Dataset rows for apps and sites
::::
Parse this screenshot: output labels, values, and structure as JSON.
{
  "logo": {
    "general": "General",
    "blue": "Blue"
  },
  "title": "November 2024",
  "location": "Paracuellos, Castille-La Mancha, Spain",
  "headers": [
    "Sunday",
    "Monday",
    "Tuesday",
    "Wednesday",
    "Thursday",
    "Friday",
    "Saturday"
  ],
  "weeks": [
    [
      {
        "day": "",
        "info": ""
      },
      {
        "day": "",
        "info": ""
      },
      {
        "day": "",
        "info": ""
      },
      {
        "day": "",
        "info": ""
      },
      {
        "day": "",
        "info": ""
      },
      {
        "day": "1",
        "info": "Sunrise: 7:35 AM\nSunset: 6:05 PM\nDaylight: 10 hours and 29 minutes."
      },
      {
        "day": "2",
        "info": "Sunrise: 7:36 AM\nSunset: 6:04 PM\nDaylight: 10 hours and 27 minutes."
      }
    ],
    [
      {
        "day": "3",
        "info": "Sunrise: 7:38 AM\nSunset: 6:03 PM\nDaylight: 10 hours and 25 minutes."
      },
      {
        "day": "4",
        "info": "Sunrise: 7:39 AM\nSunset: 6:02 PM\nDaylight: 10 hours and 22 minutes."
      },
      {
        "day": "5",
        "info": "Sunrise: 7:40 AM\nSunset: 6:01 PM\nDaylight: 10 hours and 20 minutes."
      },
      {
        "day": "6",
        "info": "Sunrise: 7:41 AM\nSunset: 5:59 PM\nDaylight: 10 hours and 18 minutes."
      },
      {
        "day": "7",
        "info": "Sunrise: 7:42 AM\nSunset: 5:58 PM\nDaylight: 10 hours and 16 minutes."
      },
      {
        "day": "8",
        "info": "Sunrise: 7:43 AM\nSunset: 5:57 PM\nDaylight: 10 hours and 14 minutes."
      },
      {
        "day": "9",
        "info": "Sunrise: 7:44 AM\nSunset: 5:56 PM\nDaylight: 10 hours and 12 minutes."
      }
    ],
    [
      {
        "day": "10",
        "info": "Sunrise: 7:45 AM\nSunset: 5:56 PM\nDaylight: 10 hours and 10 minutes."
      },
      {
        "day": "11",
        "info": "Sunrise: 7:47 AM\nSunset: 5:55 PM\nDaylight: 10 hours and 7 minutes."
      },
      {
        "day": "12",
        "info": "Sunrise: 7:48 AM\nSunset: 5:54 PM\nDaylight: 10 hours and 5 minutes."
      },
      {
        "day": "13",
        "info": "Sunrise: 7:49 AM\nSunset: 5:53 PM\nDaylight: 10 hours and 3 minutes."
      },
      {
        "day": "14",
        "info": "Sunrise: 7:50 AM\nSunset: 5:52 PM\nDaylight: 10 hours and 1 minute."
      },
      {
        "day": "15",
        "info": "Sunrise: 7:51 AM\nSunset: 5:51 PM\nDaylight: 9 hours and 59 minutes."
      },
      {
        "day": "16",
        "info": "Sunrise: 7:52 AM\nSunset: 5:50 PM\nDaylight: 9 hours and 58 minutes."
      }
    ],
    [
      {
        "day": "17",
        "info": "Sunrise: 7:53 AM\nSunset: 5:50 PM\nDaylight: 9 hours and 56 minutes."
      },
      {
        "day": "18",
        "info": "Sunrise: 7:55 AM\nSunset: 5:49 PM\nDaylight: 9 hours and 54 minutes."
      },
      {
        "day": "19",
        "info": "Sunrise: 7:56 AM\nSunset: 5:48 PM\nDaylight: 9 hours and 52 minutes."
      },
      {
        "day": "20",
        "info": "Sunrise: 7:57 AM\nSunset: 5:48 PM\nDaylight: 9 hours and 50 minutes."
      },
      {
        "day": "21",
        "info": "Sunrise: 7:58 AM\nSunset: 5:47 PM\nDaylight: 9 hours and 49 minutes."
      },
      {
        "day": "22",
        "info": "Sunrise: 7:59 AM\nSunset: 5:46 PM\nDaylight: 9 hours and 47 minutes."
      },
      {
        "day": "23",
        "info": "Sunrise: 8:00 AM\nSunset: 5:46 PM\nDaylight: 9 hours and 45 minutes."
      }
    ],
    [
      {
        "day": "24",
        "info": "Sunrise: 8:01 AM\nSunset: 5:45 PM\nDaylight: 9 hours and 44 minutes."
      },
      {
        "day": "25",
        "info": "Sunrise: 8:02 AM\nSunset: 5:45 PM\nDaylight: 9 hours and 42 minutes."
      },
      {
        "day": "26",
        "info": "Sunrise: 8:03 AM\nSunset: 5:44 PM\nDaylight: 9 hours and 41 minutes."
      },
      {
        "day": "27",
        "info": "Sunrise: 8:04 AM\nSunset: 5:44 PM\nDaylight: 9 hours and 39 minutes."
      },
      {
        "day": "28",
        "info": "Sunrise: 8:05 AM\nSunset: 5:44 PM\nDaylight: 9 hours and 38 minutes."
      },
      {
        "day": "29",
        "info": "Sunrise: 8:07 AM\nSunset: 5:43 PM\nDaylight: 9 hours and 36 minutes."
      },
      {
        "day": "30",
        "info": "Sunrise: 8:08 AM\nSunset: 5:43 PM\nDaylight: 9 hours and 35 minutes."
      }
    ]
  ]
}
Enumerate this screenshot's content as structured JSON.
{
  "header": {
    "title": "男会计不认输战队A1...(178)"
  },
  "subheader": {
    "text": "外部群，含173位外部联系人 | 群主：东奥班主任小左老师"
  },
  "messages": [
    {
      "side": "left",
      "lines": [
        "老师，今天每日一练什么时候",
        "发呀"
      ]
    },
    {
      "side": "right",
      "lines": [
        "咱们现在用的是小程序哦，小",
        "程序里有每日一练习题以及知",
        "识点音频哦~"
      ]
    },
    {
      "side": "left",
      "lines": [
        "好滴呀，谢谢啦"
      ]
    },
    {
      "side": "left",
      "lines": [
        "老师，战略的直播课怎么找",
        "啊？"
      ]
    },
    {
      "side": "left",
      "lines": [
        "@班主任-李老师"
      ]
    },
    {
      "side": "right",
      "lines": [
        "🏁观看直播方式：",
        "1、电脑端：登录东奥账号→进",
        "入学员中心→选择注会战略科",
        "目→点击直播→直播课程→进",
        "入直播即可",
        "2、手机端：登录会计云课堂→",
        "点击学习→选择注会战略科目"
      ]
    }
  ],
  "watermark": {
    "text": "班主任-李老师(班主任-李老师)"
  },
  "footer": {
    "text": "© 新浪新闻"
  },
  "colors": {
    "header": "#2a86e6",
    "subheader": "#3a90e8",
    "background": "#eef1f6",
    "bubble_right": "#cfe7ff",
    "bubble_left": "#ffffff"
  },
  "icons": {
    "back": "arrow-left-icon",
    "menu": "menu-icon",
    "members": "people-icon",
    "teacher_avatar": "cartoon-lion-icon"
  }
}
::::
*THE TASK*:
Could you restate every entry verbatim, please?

*REPLY*:
Parse this screenshot: output labels, values, and structure as JSON.
{
  "logo": {
    "general": "General",
    "blue": "Blue"
  },
  "title": "November 2024",
  "location": "Paracuellos, Castille-La Mancha, Spain",
  "headers": [
    "Sunday",
    "Monday",
    "Tuesday",
    "Wednesday",
    "Thursday",
    "Friday",
    "Saturday"
  ],
  "weeks": [
    [
      {
        "day": "",
        "info": ""
      },
      {
        "day": "",
        "info": ""
      },
      {
        "day": "",
        "info": ""
      },
      {
        "day": "",
        "info": ""
      },
      {
        "day": "",
        "info": ""
      },
      {
        "day": "1",
        "info": "Sunrise: 7:35 AM\nSunset: 6:05 PM\nDaylight: 10 hours and 29 minutes."
      },
      {
        "day": "2",
        "info": "Sunrise: 7:36 AM\nSunset: 6:04 PM\nDaylight: 10 hours and 27 minutes."
      }
    ],
    [
      {
        "day": "3",
        "info": "Sunrise: 7:38 AM\nSunset: 6:03 PM\nDaylight: 10 hours and 25 minutes."
      },
      {
        "day": "4",
        "info": "Sunrise: 7:39 AM\nSunset: 6:02 PM\nDaylight: 10 hours and 22 minutes."
      },
      {
        "day": "5",
        "info": "Sunrise: 7:40 AM\nSunset: 6:01 PM\nDaylight: 10 hours and 20 minutes."
      },
      {
        "day": "6",
        "info": "Sunrise: 7:41 AM\nSunset: 5:59 PM\nDaylight: 10 hours and 18 minutes."
      },
      {
        "day": "7",
        "info": "Sunrise: 7:42 AM\nSunset: 5:58 PM\nDaylight: 10 hours and 16 minutes."
      },
      {
        "day": "8",
        "info": "Sunrise: 7:43 AM\nSunset: 5:57 PM\nDaylight: 10 hours and 14 minutes."
      },
      {
        "day": "9",
        "info": "Sunrise: 7:44 AM\nSunset: 5:56 PM\nDaylight: 10 hours and 12 minutes."
      }
    ],
    [
      {
        "day": "10",
        "info": "Sunrise: 7:45 AM\nSunset: 5:56 PM\nDaylight: 10 hours and 10 minutes."
      },
      {
        "day": "11",
        "info": "Sunrise: 7:47 AM\nSunset: 5:55 PM\nDaylight: 10 hours and 7 minutes."
      },
      {
        "day": "12",
        "info": "Sunrise: 7:48 AM\nSunset: 5:54 PM\nDaylight: 10 hours and 5 minutes."
      },
      {
        "day": "13",
        "info": "Sunrise: 7:49 AM\nSunset: 5:53 PM\nDaylight: 10 hours and 3 minutes."
      },
      {
        "day": "14",
        "info": "Sunrise: 7:50 AM\nSunset: 5:52 PM\nDaylight: 10 hours and 1 minute."
      },
      {
        "day": "15",
        "info": "Sunrise: 7:51 AM\nSunset: 5:51 PM\nDaylight: 9 hours and 59 minutes."
      },
      {
        "day": "16",
        "info": "Sunrise: 7:52 AM\nSunset: 5:50 PM\nDaylight: 9 hours and 58 minutes."
      }
    ],
    [
      {
        "day": "17",
        "info": "Sunrise: 7:53 AM\nSunset: 5:50 PM\nDaylight: 9 hours and 56 minutes."
      },
      {
        "day": "18",
        "info": "Sunrise: 7:55 AM\nSunset: 5:49 PM\nDaylight: 9 hours and 54 minutes."
      },
      {
        "day": "19",
        "info": "Sunrise: 7:56 AM\nSunset: 5:48 PM\nDaylight: 9 hours and 52 minutes."
      },
      {
        "day": "20",
        "info": "Sunrise: 7:57 AM\nSunset: 5:48 PM\nDaylight: 9 hours and 50 minutes."
      },
      {
        "day": "21",
        "info": "Sunrise: 7:58 AM\nSunset: 5:47 PM\nDaylight: 9 hours and 49 minutes."
      },
      {
        "day": "22",
        "info": "Sunrise: 7:59 AM\nSunset: 5:46 PM\nDaylight: 9 hours and 47 minutes."
      },
      {
        "day": "23",
        "info": "Sunrise: 8:00 AM\nSunset: 5:46 PM\nDaylight: 9 hours and 45 minutes."
      }
    ],
    [
      {
        "day": "24",
        "info": "Sunrise: 8:01 AM\nSunset: 5:45 PM\nDaylight: 9 hours and 44 minutes."
      },
      {
        "day": "25",
        "info": "Sunrise: 8:02 AM\nSunset: 5:45 PM\nDaylight: 9 hours and 42 minutes."
      },
      {
        "day": "26",
        "info": "Sunrise: 8:03 AM\nSunset: 5:44 PM\nDaylight: 9 hours and 41 minutes."
      },
      {
        "day": "27",
        "info": "Sunrise: 8:04 AM\nSunset: 5:44 PM\nDaylight: 9 hours and 39 minutes."
      },
      {
        "day": "28",
        "info": "Sunrise: 8:05 AM\nSunset: 5:44 PM\nDaylight: 9 hours and 38 minutes."
      },
      {
        "day": "29",
        "info": "Sunrise: 8:07 AM\nSunset: 5:43 PM\nDaylight: 9 hours and 36 minutes."
      },
      {
        "day": "30",
        "info": "Sunrise: 8:08 AM\nSunset: 5:43 PM\nDaylight: 9 hours and 35 minutes."
      }
    ]
  ]
}
Enumerate this screenshot's content as structured JSON.
{
  "header": {
    "title": "男会计不认输战队A1...(178)"
  },
  "subheader": {
    "text": "外部群，含173位外部联系人 | 群主：东奥班主任小左老师"
  },
  "messages": [
    {
      "side": "left",
      "lines": [
        "老师，今天每日一练什么时候",
        "发呀"
      ]
    },
    {
      "side": "right",
      "lines": [
        "咱们现在用的是小程序哦，小",
        "程序里有每日一练习题以及知",
        "识点音频哦~"
      ]
    },
    {
      "side": "left",
      "lines": [
        "好滴呀，谢谢啦"
      ]
    },
    {
      "side": "left",
      "lines": [
        "老师，战略的直播课怎么找",
        "啊？"
      ]
    },
    {
      "side": "left",
      "lines": [
        "@班主任-李老师"
      ]
    },
    {
      "side": "right",
      "lines": [
        "🏁观看直播方式：",
        "1、电脑端：登录东奥账号→进",
        "入学员中心→选择注会战略科",
        "目→点击直播→直播课程→进",
        "入直播即可",
        "2、手机端：登录会计云课堂→",
        "点击学习→选择注会战略科目"
      ]
    }
  ],
  "watermark": {
    "text": "班主任-李老师(班主任-李老师)"
  },
  "footer": {
    "text": "© 新浪新闻"
  },
  "colors": {
    "header": "#2a86e6",
    "subheader": "#3a90e8",
    "background": "#eef1f6",
    "bubble_right": "#cfe7ff",
    "bubble_left": "#ffffff"
  },
  "icons": {
    "back": "arrow-left-icon",
    "menu": "menu-icon",
    "members": "people-icon",
    "teacher_avatar": "cartoon-lion-icon"
  }
}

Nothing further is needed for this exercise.